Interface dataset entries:
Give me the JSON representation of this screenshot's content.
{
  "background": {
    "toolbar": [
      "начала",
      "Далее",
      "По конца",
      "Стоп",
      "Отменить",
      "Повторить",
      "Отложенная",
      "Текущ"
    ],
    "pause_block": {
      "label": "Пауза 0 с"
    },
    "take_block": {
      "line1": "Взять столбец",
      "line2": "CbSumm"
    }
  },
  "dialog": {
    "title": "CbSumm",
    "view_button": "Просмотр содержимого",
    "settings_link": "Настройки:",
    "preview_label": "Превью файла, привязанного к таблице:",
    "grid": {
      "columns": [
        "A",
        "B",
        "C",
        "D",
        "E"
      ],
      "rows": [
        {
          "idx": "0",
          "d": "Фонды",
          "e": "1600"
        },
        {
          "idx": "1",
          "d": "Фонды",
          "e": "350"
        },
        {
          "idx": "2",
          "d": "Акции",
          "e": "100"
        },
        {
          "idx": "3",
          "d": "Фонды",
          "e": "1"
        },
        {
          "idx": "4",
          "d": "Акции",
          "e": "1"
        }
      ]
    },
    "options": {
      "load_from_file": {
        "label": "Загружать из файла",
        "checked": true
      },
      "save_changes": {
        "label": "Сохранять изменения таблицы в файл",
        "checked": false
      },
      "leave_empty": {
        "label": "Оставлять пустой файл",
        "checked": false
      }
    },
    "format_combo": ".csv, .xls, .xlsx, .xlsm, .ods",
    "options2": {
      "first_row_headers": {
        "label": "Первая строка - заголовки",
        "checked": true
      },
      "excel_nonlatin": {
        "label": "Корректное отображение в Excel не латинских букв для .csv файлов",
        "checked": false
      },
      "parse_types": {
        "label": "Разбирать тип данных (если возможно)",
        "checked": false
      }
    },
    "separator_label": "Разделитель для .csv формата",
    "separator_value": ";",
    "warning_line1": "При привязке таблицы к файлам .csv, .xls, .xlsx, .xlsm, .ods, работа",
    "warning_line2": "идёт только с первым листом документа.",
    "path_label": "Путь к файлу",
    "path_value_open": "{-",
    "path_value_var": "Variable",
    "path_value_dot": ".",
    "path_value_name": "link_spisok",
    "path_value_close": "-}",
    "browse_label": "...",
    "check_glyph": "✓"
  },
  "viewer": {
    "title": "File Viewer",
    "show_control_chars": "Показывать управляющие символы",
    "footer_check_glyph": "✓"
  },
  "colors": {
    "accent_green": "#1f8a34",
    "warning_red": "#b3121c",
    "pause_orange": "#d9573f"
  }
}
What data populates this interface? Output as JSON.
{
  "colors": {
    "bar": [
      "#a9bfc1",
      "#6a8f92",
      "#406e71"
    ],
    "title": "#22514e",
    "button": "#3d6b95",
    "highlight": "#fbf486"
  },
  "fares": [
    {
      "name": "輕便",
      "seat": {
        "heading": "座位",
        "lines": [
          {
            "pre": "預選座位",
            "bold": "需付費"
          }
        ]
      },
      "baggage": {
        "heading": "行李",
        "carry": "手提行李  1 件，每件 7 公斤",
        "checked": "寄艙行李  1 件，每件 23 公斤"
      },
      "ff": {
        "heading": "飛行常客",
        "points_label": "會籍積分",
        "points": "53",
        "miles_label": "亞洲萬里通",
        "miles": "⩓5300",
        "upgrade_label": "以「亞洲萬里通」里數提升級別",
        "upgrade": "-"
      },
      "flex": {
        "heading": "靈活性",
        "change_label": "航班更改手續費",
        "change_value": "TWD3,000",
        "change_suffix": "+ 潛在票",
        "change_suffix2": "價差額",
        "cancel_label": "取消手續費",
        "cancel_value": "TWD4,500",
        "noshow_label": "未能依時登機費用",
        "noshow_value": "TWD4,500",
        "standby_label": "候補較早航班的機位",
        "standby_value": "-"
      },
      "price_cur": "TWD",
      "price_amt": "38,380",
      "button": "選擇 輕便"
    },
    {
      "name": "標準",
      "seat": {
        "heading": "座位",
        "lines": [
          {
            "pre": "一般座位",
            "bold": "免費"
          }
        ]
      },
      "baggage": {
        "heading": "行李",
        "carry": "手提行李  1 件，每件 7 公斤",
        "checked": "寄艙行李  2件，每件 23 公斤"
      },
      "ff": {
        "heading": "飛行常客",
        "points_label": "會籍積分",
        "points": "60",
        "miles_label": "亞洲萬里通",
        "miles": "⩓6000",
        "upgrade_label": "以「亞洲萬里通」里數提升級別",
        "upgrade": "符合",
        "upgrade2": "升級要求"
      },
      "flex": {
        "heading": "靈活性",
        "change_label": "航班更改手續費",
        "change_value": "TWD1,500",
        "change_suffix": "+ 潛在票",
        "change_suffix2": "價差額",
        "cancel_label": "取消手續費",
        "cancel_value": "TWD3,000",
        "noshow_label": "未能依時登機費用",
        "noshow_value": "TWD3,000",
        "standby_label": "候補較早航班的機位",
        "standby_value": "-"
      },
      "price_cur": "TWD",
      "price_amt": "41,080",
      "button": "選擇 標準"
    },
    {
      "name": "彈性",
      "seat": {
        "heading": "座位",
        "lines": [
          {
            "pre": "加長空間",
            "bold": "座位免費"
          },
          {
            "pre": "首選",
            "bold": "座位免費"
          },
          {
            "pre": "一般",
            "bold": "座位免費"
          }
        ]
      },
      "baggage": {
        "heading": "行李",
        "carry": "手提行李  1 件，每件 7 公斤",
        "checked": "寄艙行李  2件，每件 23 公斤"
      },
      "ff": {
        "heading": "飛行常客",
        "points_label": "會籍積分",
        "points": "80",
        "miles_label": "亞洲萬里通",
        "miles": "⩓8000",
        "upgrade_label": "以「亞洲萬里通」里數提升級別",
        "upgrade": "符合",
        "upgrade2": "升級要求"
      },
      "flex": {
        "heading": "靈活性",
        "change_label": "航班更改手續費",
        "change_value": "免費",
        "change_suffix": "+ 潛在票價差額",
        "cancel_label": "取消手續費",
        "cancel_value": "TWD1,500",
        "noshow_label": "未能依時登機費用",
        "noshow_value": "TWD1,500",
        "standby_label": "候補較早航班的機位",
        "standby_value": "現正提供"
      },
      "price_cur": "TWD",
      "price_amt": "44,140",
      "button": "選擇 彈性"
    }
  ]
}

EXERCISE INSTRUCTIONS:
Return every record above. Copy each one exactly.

ANSWER SPACE:
Give me the JSON representation of this screenshot's content.
{
  "background": {
    "toolbar": [
      "начала",
      "Далее",
      "По конца",
      "Стоп",
      "Отменить",
      "Повторить",
      "Отложенная",
      "Текущ"
    ],
    "pause_block": {
      "label": "Пауза 0 с"
    },
    "take_block": {
      "line1": "Взять столбец",
      "line2": "CbSumm"
    }
  },
  "dialog": {
    "title": "CbSumm",
    "view_button": "Просмотр содержимого",
    "settings_link": "Настройки:",
    "preview_label": "Превью файла, привязанного к таблице:",
    "grid": {
      "columns": [
        "A",
        "B",
        "C",
        "D",
        "E"
      ],
      "rows": [
        {
          "idx": "0",
          "d": "Фонды",
          "e": "1600"
        },
        {
          "idx": "1",
          "d": "Фонды",
          "e": "350"
        },
        {
          "idx": "2",
          "d": "Акции",
          "e": "100"
        },
        {
          "idx": "3",
          "d": "Фонды",
          "e": "1"
        },
        {
          "idx": "4",
          "d": "Акции",
          "e": "1"
        }
      ]
    },
    "options": {
      "load_from_file": {
        "label": "Загружать из файла",
        "checked": true
      },
      "save_changes": {
        "label": "Сохранять изменения таблицы в файл",
        "checked": false
      },
      "leave_empty": {
        "label": "Оставлять пустой файл",
        "checked": false
      }
    },
    "format_combo": ".csv, .xls, .xlsx, .xlsm, .ods",
    "options2": {
      "first_row_headers": {
        "label": "Первая строка - заголовки",
        "checked": true
      },
      "excel_nonlatin": {
        "label": "Корректное отображение в Excel не латинских букв для .csv файлов",
        "checked": false
      },
      "parse_types": {
        "label": "Разбирать тип данных (если возможно)",
        "checked": false
      }
    },
    "separator_label": "Разделитель для .csv формата",
    "separator_value": ";",
    "warning_line1": "При привязке таблицы к файлам .csv, .xls, .xlsx, .xlsm, .ods, работа",
    "warning_line2": "идёт только с первым листом документа.",
    "path_label": "Путь к файлу",
    "path_value_open": "{-",
    "path_value_var": "Variable",
    "path_value_dot": ".",
    "path_value_name": "link_spisok",
    "path_value_close": "-}",
    "browse_label": "...",
    "check_glyph": "✓"
  },
  "viewer": {
    "title": "File Viewer",
    "show_control_chars": "Показывать управляющие символы",
    "footer_check_glyph": "✓"
  },
  "colors": {
    "accent_green": "#1f8a34",
    "warning_red": "#b3121c",
    "pause_orange": "#d9573f"
  }
}
What data populates this interface? Output as JSON.
{
  "colors": {
    "bar": [
      "#a9bfc1",
      "#6a8f92",
      "#406e71"
    ],
    "title": "#22514e",
    "button": "#3d6b95",
    "highlight": "#fbf486"
  },
  "fares": [
    {
      "name": "輕便",
      "seat": {
        "heading": "座位",
        "lines": [
          {
            "pre": "預選座位",
            "bold": "需付費"
          }
        ]
      },
      "baggage": {
        "heading": "行李",
        "carry": "手提行李  1 件，每件 7 公斤",
        "checked": "寄艙行李  1 件，每件 23 公斤"
      },
      "ff": {
        "heading": "飛行常客",
        "points_label": "會籍積分",
        "points": "53",
        "miles_label": "亞洲萬里通",
        "miles": "⩓5300",
        "upgrade_label": "以「亞洲萬里通」里數提升級別",
        "upgrade": "-"
      },
      "flex": {
        "heading": "靈活性",
        "change_label": "航班更改手續費",
        "change_value": "TWD3,000",
        "change_suffix": "+ 潛在票",
        "change_suffix2": "價差額",
        "cancel_label": "取消手續費",
        "cancel_value": "TWD4,500",
        "noshow_label": "未能依時登機費用",
        "noshow_value": "TWD4,500",
        "standby_label": "候補較早航班的機位",
        "standby_value": "-"
      },
      "price_cur": "TWD",
      "price_amt": "38,380",
      "button": "選擇 輕便"
    },
    {
      "name": "標準",
      "seat": {
        "heading": "座位",
        "lines": [
          {
            "pre": "一般座位",
            "bold": "免費"
          }
        ]
      },
      "baggage": {
        "heading": "行李",
        "carry": "手提行李  1 件，每件 7 公斤",
        "checked": "寄艙行李  2件，每件 23 公斤"
      },
      "ff": {
        "heading": "飛行常客",
        "points_label": "會籍積分",
        "points": "60",
        "miles_label": "亞洲萬里通",
        "miles": "⩓6000",
        "upgrade_label": "以「亞洲萬里通」里數提升級別",
        "upgrade": "符合",
        "upgrade2": "升級要求"
      },
      "flex": {
        "heading": "靈活性",
        "change_label": "航班更改手續費",
        "change_value": "TWD1,500",
        "change_suffix": "+ 潛在票",
        "change_suffix2": "價差額",
        "cancel_label": "取消手續費",
        "cancel_value": "TWD3,000",
        "noshow_label": "未能依時登機費用",
        "noshow_value": "TWD3,000",
        "standby_label": "候補較早航班的機位",
        "standby_value": "-"
      },
      "price_cur": "TWD",
      "price_amt": "41,080",
      "button": "選擇 標準"
    },
    {
      "name": "彈性",
      "seat": {
        "heading": "座位",
        "lines": [
          {
            "pre": "加長空間",
            "bold": "座位免費"
          },
          {
            "pre": "首選",
            "bold": "座位免費"
          },
          {
            "pre": "一般",
            "bold": "座位免費"
          }
        ]
      },
      "baggage": {
        "heading": "行李",
        "carry": "手提行李  1 件，每件 7 公斤",
        "checked": "寄艙行李  2件，每件 23 公斤"
      },
      "ff": {
        "heading": "飛行常客",
        "points_label": "會籍積分",
        "points": "80",
        "miles_label": "亞洲萬里通",
        "miles": "⩓8000",
        "upgrade_label": "以「亞洲萬里通」里數提升級別",
        "upgrade": "符合",
        "upgrade2": "升級要求"
      },
      "flex": {
        "heading": "靈活性",
        "change_label": "航班更改手續費",
        "change_value": "免費",
        "change_suffix": "+ 潛在票價差額",
        "cancel_label": "取消手續費",
        "cancel_value": "TWD1,500",
        "noshow_label": "未能依時登機費用",
        "noshow_value": "TWD1,500",
        "standby_label": "候補較早航班的機位",
        "standby_value": "現正提供"
      },
      "price_cur": "TWD",
      "price_amt": "44,140",
      "button": "選擇 彈性"
    }
  ]
}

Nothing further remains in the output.